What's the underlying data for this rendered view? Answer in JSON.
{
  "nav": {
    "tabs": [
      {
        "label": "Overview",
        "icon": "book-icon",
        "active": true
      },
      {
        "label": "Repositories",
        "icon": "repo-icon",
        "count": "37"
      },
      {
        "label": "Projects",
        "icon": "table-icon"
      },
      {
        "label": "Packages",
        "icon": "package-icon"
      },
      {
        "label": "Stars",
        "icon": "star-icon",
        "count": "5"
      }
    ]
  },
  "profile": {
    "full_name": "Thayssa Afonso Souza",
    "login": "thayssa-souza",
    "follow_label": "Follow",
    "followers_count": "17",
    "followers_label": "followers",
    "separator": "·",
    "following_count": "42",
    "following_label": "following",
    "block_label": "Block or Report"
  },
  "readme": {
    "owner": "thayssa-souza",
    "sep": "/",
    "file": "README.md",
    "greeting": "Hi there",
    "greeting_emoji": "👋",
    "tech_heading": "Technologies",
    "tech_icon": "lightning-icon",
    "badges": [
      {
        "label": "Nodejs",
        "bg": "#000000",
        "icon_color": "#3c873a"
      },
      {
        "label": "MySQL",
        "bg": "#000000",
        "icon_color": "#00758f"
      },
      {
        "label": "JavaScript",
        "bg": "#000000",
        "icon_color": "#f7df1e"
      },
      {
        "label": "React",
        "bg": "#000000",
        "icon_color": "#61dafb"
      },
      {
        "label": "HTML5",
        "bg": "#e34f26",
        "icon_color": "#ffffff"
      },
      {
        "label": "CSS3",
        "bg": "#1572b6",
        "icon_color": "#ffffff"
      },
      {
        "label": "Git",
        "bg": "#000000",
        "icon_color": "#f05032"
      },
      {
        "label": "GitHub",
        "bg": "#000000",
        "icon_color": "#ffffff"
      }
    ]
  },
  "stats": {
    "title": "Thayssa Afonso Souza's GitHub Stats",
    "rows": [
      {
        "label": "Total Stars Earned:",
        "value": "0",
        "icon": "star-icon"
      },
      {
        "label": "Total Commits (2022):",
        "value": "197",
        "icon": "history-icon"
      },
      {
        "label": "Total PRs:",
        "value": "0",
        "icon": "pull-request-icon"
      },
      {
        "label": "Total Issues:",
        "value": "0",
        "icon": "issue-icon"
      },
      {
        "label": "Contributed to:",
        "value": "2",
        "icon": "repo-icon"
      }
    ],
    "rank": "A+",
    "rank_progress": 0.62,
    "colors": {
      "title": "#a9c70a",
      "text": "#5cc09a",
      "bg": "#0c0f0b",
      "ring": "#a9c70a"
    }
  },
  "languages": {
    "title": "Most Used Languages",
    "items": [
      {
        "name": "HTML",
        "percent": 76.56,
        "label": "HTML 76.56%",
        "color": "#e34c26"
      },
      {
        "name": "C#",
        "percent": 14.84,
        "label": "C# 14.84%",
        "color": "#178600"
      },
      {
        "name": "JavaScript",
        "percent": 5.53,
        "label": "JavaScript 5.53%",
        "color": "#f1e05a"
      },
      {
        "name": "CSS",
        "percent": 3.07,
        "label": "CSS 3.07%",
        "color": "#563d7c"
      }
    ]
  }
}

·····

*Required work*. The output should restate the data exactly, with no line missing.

*Finished exercise*.
What's the underlying data for this rendered view? Answer in JSON.
{
  "nav": {
    "tabs": [
      {
        "label": "Overview",
        "icon": "book-icon",
        "active": true
      },
      {
        "label": "Repositories",
        "icon": "repo-icon",
        "count": "37"
      },
      {
        "label": "Projects",
        "icon": "table-icon"
      },
      {
        "label": "Packages",
        "icon": "package-icon"
      },
      {
        "label": "Stars",
        "icon": "star-icon",
        "count": "5"
      }
    ]
  },
  "profile": {
    "full_name": "Thayssa Afonso Souza",
    "login": "thayssa-souza",
    "follow_label": "Follow",
    "followers_count": "17",
    "followers_label": "followers",
    "separator": "·",
    "following_count": "42",
    "following_label": "following",
    "block_label": "Block or Report"
  },
  "readme": {
    "owner": "thayssa-souza",
    "sep": "/",
    "file": "README.md",
    "greeting": "Hi there",
    "greeting_emoji": "👋",
    "tech_heading": "Technologies",
    "tech_icon": "lightning-icon",
    "badges": [
      {
        "label": "Nodejs",
        "bg": "#000000",
        "icon_color": "#3c873a"
      },
      {
        "label": "MySQL",
        "bg": "#000000",
        "icon_color": "#00758f"
      },
      {
        "label": "JavaScript",
        "bg": "#000000",
        "icon_color": "#f7df1e"
      },
      {
        "label": "React",
        "bg": "#000000",
        "icon_color": "#61dafb"
      },
      {
        "label": "HTML5",
        "bg": "#e34f26",
        "icon_color": "#ffffff"
      },
      {
        "label": "CSS3",
        "bg": "#1572b6",
        "icon_color": "#ffffff"
      },
      {
        "label": "Git",
        "bg": "#000000",
        "icon_color": "#f05032"
      },
      {
        "label": "GitHub",
        "bg": "#000000",
        "icon_color": "#ffffff"
      }
    ]
  },
  "stats": {
    "title": "Thayssa Afonso Souza's GitHub Stats",
    "rows": [
      {
        "label": "Total Stars Earned:",
        "value": "0",
        "icon": "star-icon"
      },
      {
        "label": "Total Commits (2022):",
        "value": "197",
        "icon": "history-icon"
      },
      {
        "label": "Total PRs:",
        "value": "0",
        "icon": "pull-request-icon"
      },
      {
        "label": "Total Issues:",
        "value": "0",
        "icon": "issue-icon"
      },
      {
        "label": "Contributed to:",
        "value": "2",
        "icon": "repo-icon"
      }
    ],
    "rank": "A+",
    "rank_progress": 0.62,
    "colors": {
      "title": "#a9c70a",
      "text": "#5cc09a",
      "bg": "#0c0f0b",
      "ring": "#a9c70a"
    }
  },
  "languages": {
    "title": "Most Used Languages",
    "items": [
      {
        "name": "HTML",
        "percent": 76.56,
        "label": "HTML 76.56%",
        "color": "#e34c26"
      },
      {
        "name": "C#",
        "percent": 14.84,
        "label": "C# 14.84%",
        "color": "#178600"
      },
      {
        "name": "JavaScript",
        "percent": 5.53,
        "label": "JavaScript 5.53%",
        "color": "#f1e05a"
      },
      {
        "name": "CSS",
        "percent": 3.07,
        "label": "CSS 3.07%",
        "color": "#563d7c"
      }
    ]
  }
}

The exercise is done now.